• Task prompt: The answer must consist of each line below that holds the word "text", copied as it stands.

*** Opening Data ***

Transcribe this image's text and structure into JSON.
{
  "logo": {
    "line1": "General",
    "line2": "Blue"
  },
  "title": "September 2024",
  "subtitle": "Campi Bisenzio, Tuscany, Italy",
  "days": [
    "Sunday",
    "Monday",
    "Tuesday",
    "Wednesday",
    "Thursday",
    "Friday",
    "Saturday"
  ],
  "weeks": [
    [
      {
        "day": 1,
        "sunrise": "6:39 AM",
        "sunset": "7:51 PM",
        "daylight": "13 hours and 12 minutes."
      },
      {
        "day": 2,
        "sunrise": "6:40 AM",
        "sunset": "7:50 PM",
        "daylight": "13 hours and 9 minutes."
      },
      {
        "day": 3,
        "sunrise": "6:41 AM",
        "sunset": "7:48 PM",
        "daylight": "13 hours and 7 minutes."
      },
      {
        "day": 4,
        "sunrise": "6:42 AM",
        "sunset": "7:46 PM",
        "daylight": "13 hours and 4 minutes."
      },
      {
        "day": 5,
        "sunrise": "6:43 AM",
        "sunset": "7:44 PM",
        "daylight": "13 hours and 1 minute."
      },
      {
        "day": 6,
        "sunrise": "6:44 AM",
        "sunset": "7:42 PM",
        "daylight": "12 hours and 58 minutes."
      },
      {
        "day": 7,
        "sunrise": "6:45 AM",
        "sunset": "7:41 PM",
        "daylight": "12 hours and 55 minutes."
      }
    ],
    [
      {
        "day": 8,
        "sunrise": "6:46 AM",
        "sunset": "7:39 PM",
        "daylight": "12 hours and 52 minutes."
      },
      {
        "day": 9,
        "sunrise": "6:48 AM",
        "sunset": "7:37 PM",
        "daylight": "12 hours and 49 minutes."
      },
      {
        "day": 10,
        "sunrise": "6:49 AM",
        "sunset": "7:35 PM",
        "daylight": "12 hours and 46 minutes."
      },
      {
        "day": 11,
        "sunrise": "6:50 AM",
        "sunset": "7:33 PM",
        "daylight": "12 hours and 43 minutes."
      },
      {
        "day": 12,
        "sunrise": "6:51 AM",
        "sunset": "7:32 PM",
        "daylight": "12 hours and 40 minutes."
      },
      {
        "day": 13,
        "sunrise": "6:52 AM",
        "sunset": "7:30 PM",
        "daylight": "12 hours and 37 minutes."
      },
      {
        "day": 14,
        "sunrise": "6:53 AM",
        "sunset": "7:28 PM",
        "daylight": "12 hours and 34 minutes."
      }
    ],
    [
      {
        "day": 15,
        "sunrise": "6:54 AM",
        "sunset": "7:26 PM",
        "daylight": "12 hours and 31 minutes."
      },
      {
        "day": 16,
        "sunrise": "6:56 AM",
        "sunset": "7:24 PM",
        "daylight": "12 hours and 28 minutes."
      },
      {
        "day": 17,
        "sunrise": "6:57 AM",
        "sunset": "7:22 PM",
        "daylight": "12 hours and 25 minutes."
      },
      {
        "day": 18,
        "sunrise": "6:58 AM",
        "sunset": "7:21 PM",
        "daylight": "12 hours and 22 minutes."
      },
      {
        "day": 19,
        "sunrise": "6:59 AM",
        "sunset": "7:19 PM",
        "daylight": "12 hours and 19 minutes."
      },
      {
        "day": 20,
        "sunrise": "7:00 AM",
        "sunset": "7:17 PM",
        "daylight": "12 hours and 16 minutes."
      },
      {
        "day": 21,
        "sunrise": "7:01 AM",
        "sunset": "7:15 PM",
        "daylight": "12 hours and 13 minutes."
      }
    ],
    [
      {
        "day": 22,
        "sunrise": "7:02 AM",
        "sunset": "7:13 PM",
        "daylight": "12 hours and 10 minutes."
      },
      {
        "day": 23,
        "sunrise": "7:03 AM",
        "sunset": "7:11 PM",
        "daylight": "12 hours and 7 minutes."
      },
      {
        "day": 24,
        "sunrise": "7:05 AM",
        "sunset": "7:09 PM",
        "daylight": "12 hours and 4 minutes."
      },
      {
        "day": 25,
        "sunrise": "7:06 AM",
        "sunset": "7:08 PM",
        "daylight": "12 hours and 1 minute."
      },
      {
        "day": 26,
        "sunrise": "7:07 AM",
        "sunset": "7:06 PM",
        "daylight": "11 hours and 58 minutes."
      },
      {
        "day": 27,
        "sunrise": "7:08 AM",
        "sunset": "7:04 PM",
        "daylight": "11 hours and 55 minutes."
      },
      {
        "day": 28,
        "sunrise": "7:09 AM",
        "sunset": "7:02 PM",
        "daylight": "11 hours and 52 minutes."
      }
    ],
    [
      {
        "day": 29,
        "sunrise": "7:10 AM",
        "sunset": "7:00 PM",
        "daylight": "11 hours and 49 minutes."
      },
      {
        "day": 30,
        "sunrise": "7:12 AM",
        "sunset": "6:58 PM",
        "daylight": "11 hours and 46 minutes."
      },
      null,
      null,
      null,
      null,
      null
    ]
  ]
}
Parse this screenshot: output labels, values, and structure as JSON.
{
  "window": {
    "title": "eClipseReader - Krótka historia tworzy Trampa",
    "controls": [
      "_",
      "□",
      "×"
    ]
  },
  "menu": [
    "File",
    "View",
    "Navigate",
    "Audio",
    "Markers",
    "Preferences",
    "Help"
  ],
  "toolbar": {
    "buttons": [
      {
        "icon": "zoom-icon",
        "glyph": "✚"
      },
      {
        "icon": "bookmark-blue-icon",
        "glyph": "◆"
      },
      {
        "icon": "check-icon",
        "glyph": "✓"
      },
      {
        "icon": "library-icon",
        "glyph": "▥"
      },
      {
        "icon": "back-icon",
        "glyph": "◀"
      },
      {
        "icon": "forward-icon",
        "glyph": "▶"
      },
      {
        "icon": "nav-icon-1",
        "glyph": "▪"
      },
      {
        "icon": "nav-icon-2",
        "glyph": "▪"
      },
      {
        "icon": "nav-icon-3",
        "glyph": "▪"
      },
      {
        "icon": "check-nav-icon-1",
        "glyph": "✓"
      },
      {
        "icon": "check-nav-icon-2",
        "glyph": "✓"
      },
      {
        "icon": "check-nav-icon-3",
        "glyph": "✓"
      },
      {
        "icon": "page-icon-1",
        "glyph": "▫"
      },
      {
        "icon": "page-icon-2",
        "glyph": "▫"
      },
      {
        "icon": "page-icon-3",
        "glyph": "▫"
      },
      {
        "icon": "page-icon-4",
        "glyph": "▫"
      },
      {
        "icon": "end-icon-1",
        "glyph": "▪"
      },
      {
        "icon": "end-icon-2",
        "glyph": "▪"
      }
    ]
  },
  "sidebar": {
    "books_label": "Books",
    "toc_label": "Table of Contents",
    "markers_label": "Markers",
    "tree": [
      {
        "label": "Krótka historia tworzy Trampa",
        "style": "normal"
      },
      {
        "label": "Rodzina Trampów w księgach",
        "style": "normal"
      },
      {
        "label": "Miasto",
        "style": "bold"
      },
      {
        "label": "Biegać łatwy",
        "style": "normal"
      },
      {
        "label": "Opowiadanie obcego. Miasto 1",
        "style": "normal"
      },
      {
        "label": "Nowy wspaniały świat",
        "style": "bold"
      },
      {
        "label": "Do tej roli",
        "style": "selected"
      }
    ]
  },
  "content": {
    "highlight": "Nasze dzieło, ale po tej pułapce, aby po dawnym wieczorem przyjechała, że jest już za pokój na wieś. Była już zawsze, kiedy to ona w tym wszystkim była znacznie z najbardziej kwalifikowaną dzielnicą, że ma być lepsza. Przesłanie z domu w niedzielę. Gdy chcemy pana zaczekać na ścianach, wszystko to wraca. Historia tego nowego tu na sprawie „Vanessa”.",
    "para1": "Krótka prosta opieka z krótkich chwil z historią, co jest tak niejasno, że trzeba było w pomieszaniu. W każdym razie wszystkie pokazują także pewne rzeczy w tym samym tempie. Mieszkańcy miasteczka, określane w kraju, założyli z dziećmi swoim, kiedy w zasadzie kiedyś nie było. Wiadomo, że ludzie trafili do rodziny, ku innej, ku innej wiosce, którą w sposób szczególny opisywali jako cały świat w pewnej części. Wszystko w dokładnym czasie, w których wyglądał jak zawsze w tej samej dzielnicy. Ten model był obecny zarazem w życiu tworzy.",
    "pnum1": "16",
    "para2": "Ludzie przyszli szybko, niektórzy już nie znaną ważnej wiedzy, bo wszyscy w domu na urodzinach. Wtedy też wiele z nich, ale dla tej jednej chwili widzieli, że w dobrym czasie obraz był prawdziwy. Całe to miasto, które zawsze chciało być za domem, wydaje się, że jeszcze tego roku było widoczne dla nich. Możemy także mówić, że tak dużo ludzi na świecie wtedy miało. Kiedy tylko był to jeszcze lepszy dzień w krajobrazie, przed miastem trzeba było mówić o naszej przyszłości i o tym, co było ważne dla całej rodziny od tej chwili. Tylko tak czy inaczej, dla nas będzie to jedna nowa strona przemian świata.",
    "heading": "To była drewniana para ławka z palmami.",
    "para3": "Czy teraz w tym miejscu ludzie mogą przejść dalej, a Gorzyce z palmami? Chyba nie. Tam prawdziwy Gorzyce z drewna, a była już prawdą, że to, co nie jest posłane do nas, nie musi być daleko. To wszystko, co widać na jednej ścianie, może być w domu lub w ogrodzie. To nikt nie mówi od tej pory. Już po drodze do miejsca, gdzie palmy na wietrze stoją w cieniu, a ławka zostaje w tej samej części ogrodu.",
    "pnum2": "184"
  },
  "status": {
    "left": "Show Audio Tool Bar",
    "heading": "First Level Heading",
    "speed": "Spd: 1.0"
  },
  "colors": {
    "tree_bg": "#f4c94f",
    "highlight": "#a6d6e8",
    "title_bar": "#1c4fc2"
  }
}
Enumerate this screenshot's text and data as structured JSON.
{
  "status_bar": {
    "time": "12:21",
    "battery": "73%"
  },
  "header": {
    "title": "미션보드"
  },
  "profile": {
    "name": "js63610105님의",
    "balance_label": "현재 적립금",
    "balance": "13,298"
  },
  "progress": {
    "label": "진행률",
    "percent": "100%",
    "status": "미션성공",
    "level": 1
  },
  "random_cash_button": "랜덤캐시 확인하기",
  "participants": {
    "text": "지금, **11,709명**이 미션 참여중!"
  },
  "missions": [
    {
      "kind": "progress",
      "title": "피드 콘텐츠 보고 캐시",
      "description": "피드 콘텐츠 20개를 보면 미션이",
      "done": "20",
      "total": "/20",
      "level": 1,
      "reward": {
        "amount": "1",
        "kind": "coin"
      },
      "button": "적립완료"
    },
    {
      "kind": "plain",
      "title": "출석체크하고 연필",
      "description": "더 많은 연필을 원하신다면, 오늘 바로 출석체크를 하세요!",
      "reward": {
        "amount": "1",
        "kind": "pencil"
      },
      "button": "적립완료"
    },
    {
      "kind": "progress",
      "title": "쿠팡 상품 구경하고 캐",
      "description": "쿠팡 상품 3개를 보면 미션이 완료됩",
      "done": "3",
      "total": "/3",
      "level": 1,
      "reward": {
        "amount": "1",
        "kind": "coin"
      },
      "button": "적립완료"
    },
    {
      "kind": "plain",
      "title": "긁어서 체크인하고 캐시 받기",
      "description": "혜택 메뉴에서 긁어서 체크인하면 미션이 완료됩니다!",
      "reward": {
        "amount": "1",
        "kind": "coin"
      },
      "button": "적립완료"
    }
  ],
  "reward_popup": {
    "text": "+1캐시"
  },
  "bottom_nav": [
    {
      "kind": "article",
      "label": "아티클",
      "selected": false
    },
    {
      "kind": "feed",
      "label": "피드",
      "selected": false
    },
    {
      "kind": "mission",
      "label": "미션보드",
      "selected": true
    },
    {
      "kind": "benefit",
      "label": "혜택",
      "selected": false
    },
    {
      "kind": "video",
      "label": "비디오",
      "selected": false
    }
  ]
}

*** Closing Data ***

• Response below:
Transcribe this image's text and structure into JSON.
Enumerate this screenshot's text and data as structured JSON.
    "text": "지금, **11,709명**이 미션 참여중!"
    "text": "+1캐시"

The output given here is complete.